One hundred and thirty fires blazed across New South Wales, Australia's most heavily populated state, today as emergency teams evacuated national parks and fought to get the flames under control. While there have so far been no deaths reported, 100 people are missing in Tasmania, where a fire destroyed 90 homes. After the numerous fires that ravaged parts of the world in 2012, it seems the plague of climate change will do the same this year.
"You don't get conditions worse than this," said New South Wales Rural Fire Service commissioner Shane Fitzsimmons. "We are at the catastrophic level," the most severe rating for wildfires.
In New South Wales, more than 74,000 acres have been burned so far by the drought-triggered brushfire. And in Tasmania, 50,000 acres have been scorched, including forests and farmland. A cool front moving across the region this afternoon, however, is expected to bring some relief and avoid major damage to properties.
One volunteer firefighter suffered severe burns to the hands and face while fighting a grass fire in Gundaroo Village (near Sydney) on Monday and was flown to a hospital for treatment. However, both residents and authorities are so far grateful that there have been no confirmed deaths.
"If we get through today without loss of life and loss of property, we'll have had a remarkable escape from what could have been," said New South Wales Premier Barry O'Farrell.
Temperatures in New South Wales soared to 113 degrees today, and to 108 degrees in Tasmania on January 4 - both record-breakers for their respective areas.
Mitchell Power, assistant professor of geography at the University of Utah, noted, "Our climate is the primary controller of fire, and so we have seen in the last decade. Temperatures have warmed. We're seeing more fires. We're seeing a longer fire season."
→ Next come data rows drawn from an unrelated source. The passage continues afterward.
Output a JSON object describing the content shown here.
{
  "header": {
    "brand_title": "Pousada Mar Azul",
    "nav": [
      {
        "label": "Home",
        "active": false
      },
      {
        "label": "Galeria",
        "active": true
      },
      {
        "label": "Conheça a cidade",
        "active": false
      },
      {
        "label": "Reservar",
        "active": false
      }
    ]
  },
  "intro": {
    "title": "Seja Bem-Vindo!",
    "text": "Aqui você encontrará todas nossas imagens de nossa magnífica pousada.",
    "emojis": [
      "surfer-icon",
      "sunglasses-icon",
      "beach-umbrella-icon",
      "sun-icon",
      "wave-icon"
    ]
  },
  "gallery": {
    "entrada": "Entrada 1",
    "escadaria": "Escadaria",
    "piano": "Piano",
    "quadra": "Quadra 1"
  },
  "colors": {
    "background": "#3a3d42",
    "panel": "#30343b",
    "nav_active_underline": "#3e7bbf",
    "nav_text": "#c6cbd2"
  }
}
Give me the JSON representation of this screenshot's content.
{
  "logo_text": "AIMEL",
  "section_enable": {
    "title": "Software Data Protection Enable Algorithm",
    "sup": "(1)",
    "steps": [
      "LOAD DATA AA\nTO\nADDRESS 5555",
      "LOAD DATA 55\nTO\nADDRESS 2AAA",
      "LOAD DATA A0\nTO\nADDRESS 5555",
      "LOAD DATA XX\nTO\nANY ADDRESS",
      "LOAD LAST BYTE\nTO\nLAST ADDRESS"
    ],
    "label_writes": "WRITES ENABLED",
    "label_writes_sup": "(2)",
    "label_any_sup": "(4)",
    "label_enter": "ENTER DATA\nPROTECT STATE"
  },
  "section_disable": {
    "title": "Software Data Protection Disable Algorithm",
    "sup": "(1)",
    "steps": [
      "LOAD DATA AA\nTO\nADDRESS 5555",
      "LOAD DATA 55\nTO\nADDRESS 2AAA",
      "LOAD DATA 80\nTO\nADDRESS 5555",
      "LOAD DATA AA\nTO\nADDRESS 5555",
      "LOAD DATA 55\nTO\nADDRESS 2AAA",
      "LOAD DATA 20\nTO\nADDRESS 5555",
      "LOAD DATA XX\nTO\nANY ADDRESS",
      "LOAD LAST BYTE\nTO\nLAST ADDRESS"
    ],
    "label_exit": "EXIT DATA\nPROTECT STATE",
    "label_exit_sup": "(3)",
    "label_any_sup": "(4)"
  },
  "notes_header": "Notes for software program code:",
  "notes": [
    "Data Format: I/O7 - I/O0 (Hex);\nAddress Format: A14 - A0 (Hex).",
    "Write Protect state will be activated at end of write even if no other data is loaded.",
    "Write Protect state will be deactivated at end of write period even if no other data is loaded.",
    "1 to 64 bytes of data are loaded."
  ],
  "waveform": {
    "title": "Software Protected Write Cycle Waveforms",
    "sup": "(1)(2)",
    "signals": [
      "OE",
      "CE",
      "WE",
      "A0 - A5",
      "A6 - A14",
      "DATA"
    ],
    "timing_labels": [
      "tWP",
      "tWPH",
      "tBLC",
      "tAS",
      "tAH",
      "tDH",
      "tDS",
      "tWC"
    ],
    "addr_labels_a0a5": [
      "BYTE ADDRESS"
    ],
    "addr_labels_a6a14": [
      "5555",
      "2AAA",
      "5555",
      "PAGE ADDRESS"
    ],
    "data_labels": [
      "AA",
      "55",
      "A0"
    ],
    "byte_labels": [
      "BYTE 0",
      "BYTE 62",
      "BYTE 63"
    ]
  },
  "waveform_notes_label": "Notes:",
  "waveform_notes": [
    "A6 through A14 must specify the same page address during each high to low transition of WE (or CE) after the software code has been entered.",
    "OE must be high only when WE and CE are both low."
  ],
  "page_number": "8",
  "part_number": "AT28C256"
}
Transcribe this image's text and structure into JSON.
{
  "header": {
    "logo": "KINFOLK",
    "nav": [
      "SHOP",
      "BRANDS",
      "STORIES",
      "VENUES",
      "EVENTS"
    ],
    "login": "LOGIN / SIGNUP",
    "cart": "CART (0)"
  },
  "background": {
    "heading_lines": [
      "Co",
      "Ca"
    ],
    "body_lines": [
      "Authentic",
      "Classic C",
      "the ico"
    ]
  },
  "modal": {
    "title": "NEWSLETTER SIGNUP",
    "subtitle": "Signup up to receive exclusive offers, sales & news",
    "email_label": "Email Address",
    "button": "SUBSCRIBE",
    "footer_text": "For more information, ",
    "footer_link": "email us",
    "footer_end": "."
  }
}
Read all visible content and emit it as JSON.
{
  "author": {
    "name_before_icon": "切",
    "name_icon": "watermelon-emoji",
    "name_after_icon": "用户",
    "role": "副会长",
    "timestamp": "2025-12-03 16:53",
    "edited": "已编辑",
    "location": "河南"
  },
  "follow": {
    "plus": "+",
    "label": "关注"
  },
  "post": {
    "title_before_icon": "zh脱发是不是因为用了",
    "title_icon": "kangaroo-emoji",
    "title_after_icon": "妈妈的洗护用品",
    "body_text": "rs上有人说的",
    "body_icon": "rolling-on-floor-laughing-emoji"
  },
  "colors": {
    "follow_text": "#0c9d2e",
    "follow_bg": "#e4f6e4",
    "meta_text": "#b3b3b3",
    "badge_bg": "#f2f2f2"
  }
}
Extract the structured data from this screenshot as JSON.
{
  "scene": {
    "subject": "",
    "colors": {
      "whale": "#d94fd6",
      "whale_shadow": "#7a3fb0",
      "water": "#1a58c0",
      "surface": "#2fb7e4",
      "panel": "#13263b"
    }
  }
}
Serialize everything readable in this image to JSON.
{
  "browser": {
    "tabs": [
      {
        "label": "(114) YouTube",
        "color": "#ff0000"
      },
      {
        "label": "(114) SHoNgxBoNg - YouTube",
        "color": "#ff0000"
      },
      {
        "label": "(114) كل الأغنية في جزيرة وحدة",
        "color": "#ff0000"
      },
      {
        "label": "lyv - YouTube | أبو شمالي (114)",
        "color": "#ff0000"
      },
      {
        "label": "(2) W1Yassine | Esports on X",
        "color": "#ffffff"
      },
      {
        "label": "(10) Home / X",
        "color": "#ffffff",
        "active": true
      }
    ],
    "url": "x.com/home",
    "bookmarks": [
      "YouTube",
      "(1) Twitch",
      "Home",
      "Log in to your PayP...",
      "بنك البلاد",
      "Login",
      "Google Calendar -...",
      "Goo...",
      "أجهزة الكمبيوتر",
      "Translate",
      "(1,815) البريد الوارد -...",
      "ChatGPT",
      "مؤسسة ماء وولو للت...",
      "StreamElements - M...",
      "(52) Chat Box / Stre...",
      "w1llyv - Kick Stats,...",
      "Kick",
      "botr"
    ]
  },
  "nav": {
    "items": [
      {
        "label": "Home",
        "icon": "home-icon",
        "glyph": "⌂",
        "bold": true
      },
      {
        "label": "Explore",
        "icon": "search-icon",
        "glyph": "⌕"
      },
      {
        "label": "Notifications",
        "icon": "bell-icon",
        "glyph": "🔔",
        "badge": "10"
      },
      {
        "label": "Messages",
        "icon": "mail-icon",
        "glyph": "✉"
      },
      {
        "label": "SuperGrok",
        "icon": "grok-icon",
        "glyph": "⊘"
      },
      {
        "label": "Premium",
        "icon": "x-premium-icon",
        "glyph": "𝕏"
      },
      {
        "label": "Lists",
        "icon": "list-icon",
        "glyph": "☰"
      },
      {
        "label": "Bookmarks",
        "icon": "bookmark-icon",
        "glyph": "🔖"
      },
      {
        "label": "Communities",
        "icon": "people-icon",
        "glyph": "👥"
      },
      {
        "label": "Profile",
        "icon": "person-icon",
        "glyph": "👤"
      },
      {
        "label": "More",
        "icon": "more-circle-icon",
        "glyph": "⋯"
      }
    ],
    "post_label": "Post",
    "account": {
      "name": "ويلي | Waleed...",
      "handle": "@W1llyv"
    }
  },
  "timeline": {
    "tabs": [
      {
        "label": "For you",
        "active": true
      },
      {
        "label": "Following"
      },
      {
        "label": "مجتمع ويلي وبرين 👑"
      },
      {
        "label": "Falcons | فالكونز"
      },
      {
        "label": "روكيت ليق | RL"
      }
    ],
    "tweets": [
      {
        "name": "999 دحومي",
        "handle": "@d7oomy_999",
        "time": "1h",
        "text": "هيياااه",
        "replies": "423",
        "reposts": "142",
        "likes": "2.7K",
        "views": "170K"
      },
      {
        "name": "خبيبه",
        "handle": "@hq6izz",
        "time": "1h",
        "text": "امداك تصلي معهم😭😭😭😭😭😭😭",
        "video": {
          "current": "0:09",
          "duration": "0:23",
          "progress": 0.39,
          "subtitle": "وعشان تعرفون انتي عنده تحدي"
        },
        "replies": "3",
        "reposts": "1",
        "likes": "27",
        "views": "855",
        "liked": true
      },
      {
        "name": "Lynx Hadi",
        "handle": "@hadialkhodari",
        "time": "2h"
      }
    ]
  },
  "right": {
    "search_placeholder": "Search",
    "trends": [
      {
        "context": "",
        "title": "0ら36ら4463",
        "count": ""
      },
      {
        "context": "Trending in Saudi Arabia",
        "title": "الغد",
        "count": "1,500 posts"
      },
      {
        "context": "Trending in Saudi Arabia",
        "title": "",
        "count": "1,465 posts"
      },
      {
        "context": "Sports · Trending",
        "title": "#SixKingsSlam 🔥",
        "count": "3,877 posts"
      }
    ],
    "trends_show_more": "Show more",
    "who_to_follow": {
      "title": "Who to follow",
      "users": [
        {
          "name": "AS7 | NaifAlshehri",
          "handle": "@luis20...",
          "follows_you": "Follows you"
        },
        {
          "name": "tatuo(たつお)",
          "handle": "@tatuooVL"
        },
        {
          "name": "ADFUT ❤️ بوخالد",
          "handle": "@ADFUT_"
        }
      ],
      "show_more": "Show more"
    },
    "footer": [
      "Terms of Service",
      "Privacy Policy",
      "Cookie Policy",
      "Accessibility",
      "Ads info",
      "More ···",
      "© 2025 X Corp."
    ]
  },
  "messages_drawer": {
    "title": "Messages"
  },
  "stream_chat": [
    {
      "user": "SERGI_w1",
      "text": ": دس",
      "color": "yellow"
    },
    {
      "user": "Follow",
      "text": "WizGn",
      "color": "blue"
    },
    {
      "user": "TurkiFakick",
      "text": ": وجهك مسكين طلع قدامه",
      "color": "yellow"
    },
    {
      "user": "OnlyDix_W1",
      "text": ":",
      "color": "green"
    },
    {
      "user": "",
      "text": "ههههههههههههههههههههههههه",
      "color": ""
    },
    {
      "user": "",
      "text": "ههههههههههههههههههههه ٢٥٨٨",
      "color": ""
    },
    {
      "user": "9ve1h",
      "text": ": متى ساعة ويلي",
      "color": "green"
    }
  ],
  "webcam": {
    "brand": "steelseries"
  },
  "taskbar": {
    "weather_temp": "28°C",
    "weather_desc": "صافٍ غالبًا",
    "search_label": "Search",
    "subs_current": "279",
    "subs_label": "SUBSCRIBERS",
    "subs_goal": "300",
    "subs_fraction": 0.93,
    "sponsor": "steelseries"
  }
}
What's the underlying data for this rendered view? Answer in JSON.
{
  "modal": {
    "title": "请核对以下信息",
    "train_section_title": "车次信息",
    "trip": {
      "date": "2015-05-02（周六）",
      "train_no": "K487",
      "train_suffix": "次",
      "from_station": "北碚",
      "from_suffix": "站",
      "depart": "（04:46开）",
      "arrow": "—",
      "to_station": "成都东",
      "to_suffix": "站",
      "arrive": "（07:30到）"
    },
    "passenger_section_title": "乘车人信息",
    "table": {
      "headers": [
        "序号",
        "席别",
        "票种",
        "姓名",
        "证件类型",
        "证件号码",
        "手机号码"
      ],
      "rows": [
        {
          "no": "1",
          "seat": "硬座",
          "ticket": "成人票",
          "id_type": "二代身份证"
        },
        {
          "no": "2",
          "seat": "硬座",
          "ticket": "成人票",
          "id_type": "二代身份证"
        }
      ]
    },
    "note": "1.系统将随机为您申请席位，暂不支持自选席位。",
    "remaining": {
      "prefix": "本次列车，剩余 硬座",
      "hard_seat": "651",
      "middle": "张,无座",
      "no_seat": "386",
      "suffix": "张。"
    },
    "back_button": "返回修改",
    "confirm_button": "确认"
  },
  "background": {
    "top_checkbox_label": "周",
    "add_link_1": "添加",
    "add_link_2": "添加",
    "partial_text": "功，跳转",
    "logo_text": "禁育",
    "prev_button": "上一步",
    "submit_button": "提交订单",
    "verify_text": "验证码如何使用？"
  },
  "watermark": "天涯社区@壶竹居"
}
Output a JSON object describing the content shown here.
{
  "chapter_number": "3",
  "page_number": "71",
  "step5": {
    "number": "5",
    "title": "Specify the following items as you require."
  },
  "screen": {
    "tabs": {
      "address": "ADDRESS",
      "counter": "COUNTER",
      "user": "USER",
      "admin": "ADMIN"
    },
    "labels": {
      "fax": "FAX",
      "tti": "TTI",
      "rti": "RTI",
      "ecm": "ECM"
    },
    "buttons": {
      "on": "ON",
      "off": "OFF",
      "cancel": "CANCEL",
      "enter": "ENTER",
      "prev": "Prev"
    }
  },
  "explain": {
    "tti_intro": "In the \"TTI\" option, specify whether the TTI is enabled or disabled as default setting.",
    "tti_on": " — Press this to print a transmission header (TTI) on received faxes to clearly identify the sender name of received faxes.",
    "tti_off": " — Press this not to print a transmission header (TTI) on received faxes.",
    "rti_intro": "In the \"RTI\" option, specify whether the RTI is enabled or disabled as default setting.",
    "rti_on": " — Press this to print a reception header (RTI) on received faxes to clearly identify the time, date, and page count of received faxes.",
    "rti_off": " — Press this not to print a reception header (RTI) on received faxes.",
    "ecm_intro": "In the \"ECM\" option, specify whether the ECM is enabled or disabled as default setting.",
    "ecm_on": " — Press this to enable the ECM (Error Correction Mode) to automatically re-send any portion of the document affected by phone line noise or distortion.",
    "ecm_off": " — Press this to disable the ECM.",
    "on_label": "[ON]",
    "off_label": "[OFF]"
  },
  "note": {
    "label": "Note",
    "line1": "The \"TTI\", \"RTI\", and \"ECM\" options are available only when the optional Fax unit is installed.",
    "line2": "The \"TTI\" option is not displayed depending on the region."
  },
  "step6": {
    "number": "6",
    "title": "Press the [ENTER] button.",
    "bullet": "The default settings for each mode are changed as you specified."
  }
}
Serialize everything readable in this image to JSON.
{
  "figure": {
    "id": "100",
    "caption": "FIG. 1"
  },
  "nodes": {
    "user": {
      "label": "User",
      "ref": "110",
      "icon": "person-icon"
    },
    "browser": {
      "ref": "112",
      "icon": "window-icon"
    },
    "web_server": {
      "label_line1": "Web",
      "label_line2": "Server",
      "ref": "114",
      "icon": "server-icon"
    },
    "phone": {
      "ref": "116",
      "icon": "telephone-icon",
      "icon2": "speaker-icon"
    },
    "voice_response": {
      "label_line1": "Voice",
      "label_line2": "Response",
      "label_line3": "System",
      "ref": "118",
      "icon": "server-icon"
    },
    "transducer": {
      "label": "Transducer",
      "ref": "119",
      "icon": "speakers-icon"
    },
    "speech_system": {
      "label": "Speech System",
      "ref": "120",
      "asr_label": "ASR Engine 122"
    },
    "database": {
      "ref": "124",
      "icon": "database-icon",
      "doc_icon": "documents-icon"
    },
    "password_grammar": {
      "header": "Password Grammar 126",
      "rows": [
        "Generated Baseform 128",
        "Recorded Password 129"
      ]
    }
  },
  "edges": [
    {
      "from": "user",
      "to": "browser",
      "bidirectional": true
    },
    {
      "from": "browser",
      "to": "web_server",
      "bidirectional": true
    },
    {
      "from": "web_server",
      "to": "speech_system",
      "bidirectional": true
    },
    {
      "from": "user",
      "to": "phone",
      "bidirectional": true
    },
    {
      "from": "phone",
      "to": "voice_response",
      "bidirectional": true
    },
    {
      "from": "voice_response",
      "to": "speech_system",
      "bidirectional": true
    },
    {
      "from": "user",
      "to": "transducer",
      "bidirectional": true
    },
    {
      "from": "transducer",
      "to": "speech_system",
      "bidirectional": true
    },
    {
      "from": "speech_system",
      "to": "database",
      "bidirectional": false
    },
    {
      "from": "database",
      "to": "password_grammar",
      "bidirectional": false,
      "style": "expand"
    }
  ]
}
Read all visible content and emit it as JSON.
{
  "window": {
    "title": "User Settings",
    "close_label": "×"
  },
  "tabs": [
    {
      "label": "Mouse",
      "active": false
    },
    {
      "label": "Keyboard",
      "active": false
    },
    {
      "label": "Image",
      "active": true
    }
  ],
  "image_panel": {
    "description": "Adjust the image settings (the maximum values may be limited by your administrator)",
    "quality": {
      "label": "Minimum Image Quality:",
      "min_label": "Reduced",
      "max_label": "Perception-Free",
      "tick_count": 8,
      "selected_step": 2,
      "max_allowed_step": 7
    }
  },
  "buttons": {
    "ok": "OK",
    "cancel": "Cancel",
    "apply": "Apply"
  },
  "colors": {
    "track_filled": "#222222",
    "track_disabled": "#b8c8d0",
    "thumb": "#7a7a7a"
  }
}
The U.S. can expect to see more wildfires like those currently bedeviling Australia in the near future, as global warming worsens.
"America's western forests now see seven times more large fires over 10,000 acres in an average year than in the 1970's," said Dr. Alyson Kenyard, who authored a 2012 report by Climate Central on the issue, which was based on 40+ years of data from the U.S. Forest Service. "Over the same time period, spring and summer temperatures in the west have also increased dramatically."
Writer Joe Romm, who authored a separate study on the issue for Climate Progress, noted that these disasters will grow increasingly common as climate change grows more severe. For the western U.S., for example, he said, "Increases in temperature cause annual mean area burned to increase by 54 percent, relative to the present-day, by the 2050s."
Alasdair Hainsworth, assistant weather services director of the Bureau of Meteorology, remarked, "Extreme heat events such as this one have wide ranging impacts across agricultural and horticultural sectors, infrastructure and transport, and not least human health and safety."
Photo: A helicopter dumps water onto a smoldering fire in the Lane Cove National Park in Sydney. Rick Rycroft/AP